What the exercise asks:
Check every line below for the string "EmuDeck". Copy the ones that have it.

Material for this task:
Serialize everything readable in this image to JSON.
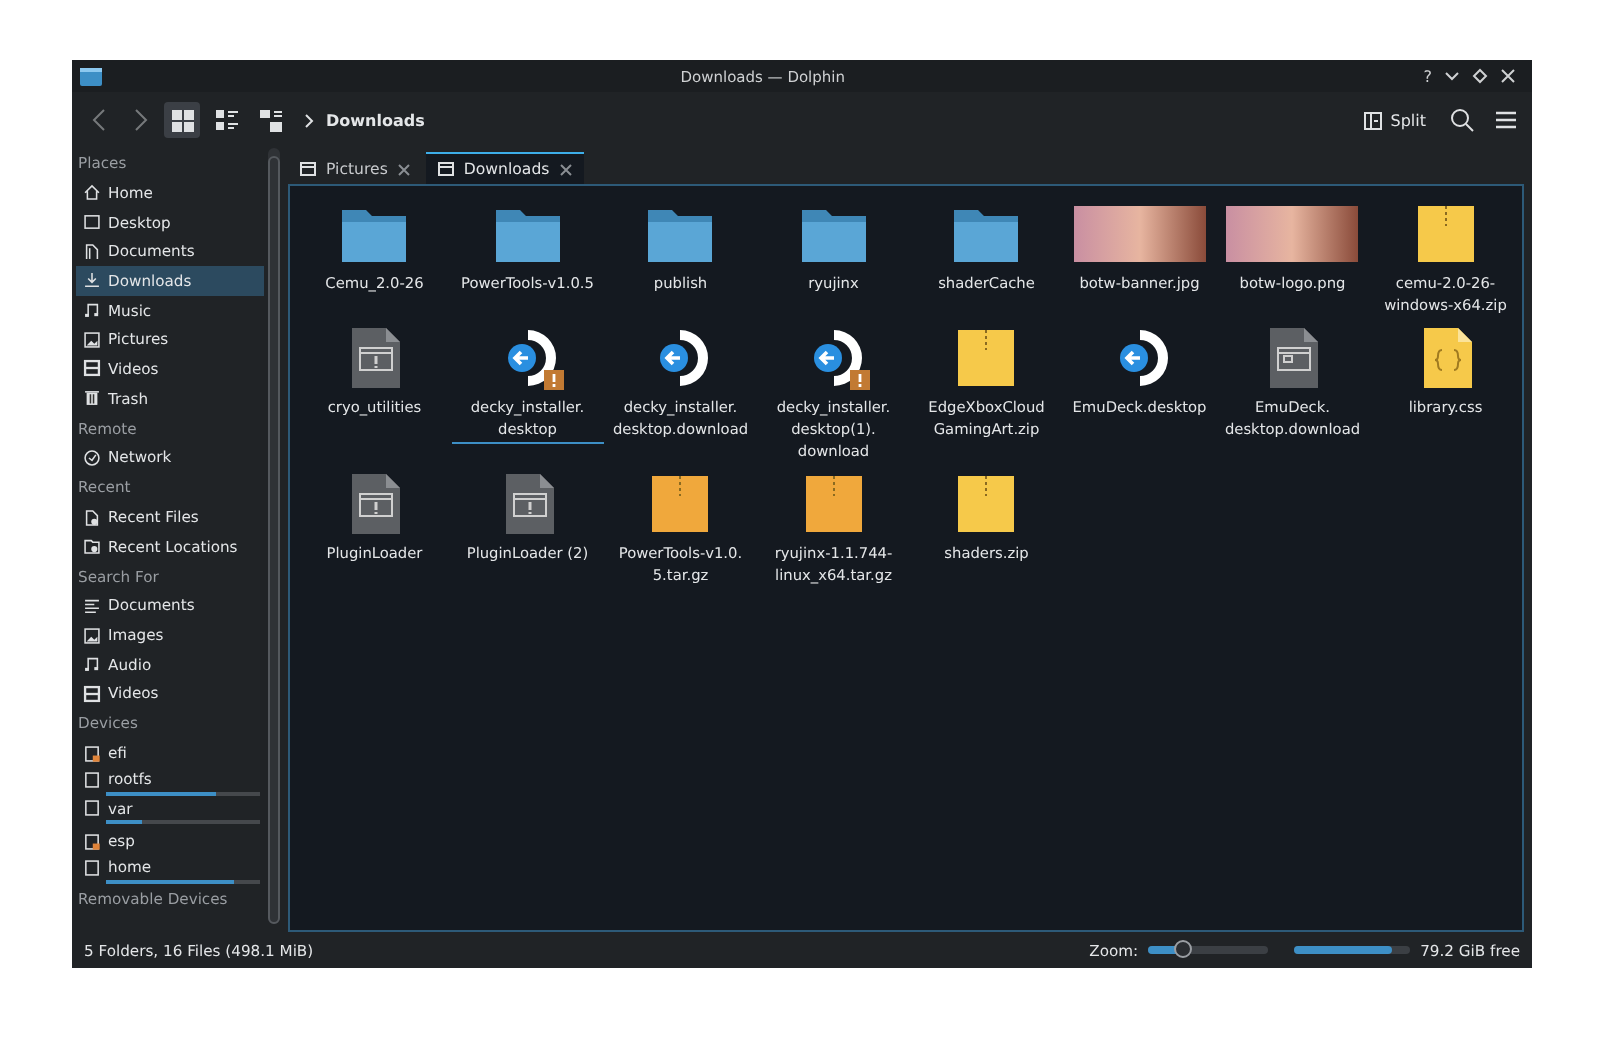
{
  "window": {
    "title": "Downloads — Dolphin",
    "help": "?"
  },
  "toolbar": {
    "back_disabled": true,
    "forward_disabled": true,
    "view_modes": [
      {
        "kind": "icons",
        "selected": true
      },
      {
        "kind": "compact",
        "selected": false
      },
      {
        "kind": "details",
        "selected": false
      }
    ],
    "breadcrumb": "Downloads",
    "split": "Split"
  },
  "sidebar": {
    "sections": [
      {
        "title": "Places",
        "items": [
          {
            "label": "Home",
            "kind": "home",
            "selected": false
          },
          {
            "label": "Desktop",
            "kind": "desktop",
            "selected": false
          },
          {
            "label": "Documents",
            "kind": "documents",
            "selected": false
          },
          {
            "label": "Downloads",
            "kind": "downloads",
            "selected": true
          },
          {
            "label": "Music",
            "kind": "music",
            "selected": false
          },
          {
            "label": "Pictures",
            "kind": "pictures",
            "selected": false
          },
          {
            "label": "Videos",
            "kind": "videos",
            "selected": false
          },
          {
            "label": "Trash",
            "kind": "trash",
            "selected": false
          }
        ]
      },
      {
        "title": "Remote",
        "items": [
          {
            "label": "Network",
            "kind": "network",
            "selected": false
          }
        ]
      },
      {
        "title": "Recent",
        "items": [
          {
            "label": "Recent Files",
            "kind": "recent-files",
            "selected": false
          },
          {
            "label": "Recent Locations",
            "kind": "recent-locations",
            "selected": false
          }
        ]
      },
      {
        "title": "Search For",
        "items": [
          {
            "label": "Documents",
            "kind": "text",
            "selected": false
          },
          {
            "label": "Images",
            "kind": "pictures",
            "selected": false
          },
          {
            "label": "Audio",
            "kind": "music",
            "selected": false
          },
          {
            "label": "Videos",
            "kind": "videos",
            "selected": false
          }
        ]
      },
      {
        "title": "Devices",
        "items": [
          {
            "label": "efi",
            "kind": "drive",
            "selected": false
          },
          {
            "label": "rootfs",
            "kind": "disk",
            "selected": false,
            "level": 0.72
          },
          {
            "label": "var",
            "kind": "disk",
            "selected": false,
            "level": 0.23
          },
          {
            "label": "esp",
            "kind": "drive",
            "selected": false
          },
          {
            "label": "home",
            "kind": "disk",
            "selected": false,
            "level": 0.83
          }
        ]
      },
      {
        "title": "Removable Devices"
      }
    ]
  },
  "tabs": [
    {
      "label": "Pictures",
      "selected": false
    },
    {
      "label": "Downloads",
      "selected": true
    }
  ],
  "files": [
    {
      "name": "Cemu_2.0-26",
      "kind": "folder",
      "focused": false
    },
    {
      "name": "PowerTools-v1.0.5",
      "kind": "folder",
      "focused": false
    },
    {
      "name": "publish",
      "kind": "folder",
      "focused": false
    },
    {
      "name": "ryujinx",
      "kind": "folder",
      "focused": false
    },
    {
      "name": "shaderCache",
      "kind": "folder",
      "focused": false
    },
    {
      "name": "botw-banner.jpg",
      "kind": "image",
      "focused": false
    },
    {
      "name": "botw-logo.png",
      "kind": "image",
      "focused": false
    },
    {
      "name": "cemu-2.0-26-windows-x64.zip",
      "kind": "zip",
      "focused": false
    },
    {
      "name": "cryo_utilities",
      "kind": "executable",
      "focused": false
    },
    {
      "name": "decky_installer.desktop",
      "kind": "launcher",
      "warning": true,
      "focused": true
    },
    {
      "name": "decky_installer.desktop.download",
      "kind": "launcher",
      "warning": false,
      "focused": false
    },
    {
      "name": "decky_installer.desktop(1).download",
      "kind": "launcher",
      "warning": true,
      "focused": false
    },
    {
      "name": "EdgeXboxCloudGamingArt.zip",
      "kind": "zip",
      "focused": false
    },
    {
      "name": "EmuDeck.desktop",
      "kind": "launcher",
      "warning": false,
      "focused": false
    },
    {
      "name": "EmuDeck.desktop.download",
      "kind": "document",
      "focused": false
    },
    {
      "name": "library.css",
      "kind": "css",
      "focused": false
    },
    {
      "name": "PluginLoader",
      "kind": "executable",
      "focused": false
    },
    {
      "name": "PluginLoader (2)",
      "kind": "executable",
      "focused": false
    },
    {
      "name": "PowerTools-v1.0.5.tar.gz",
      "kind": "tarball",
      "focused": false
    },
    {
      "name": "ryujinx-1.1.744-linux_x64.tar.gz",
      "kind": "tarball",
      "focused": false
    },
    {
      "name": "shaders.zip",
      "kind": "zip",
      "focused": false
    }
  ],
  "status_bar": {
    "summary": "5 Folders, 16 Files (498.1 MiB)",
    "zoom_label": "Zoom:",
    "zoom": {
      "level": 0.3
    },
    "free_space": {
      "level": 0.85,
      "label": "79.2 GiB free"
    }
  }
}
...
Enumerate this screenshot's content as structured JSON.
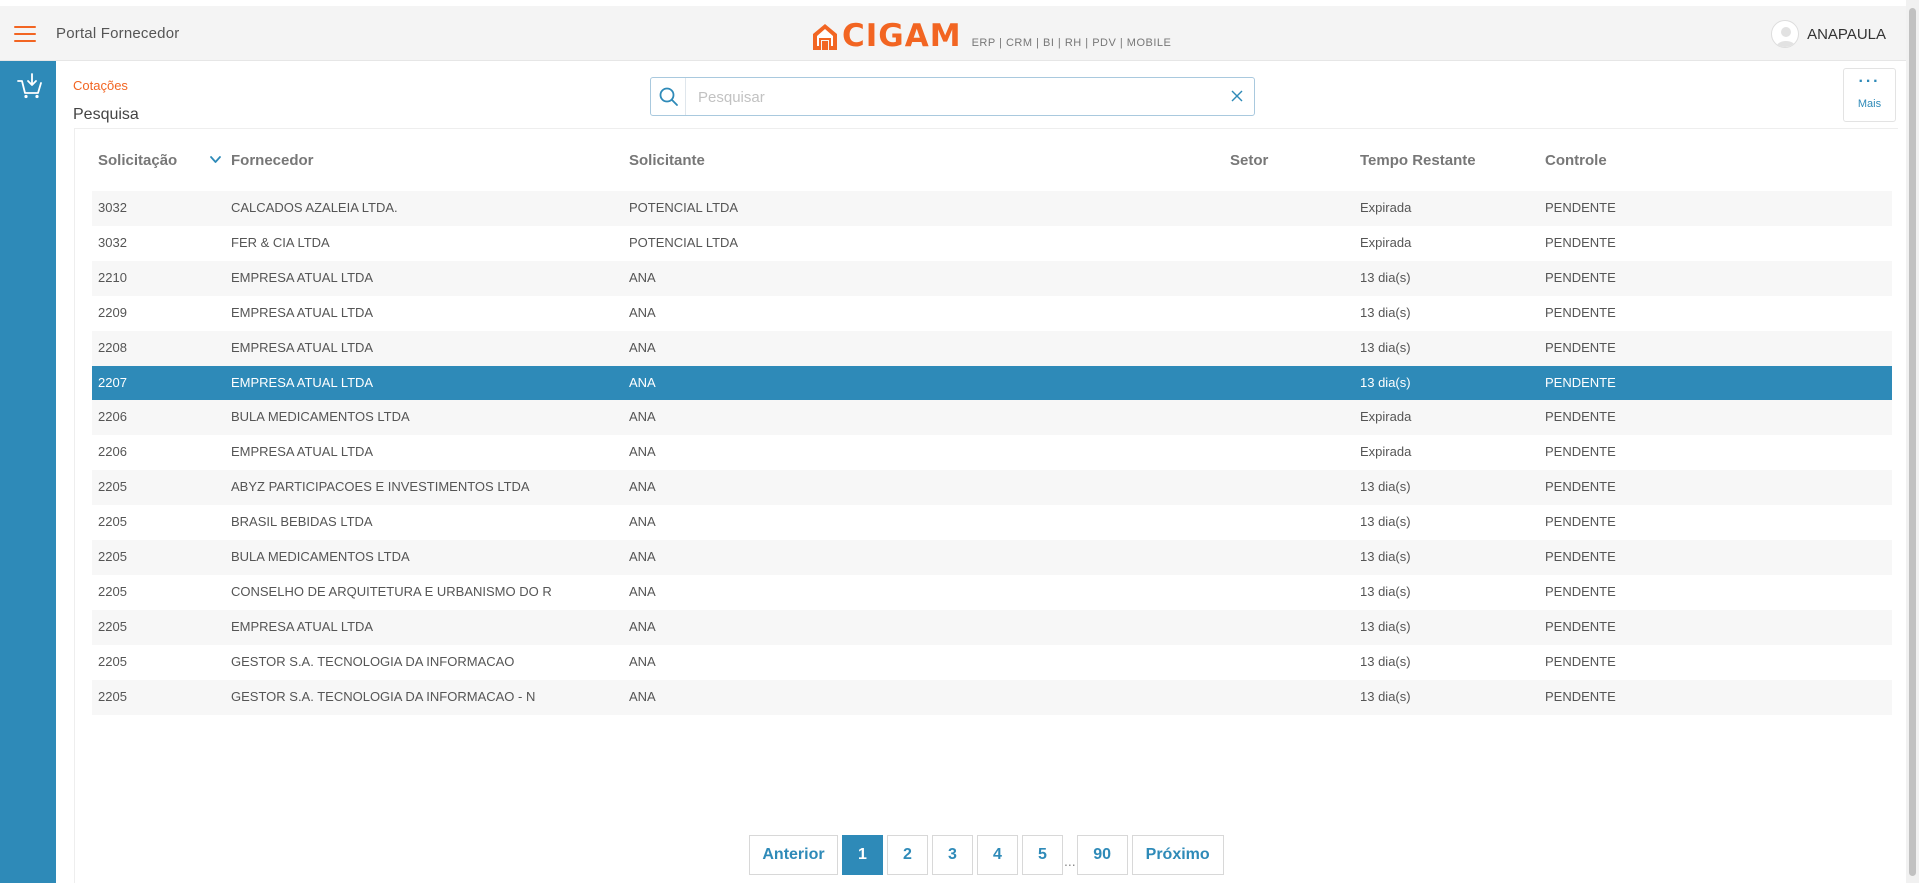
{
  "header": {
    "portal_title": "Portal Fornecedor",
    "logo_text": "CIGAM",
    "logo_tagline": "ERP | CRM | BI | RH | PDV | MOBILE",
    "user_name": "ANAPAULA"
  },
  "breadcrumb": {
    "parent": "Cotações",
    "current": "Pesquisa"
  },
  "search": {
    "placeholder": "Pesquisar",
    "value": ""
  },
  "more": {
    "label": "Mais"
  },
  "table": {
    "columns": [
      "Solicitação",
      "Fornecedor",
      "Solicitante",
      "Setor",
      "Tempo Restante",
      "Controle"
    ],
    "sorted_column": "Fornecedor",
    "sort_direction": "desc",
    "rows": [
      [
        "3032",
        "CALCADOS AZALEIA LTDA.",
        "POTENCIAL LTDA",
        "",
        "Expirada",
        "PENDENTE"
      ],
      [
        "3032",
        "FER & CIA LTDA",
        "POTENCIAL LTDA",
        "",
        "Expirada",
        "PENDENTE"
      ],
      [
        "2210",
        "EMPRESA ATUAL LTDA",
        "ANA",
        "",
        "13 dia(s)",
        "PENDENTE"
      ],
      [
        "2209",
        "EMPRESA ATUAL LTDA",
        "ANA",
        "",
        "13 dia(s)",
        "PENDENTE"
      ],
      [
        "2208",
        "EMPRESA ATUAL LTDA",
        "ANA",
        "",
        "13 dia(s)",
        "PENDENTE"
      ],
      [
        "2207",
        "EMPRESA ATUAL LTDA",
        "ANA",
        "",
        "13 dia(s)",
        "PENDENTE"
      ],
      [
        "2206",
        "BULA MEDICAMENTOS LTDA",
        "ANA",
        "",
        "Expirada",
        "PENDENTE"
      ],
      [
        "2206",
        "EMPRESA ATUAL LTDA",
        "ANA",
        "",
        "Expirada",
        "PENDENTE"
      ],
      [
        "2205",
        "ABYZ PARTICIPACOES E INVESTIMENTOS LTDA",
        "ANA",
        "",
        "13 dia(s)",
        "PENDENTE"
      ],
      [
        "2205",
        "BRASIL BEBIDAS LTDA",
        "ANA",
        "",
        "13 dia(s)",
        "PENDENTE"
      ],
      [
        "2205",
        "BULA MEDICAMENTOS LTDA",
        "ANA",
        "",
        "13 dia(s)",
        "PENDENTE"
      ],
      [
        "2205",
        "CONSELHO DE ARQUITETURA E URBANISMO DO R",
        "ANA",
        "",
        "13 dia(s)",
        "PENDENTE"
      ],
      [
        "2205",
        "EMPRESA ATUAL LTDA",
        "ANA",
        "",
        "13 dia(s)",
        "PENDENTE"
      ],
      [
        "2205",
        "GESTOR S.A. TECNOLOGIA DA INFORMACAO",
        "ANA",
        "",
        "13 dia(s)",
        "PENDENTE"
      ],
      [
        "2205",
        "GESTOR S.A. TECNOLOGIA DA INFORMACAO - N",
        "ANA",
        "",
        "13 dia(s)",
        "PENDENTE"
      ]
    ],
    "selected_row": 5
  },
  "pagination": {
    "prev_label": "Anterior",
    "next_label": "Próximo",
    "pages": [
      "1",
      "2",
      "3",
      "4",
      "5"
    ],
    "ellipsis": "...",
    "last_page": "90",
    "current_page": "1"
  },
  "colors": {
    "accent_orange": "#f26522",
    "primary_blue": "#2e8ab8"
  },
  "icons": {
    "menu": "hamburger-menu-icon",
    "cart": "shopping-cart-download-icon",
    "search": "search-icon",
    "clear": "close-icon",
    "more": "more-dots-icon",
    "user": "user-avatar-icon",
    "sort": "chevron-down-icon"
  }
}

Worked solution:
      "name": "EmuDeck.desktop",
      "name": "EmuDeck.desktop.download",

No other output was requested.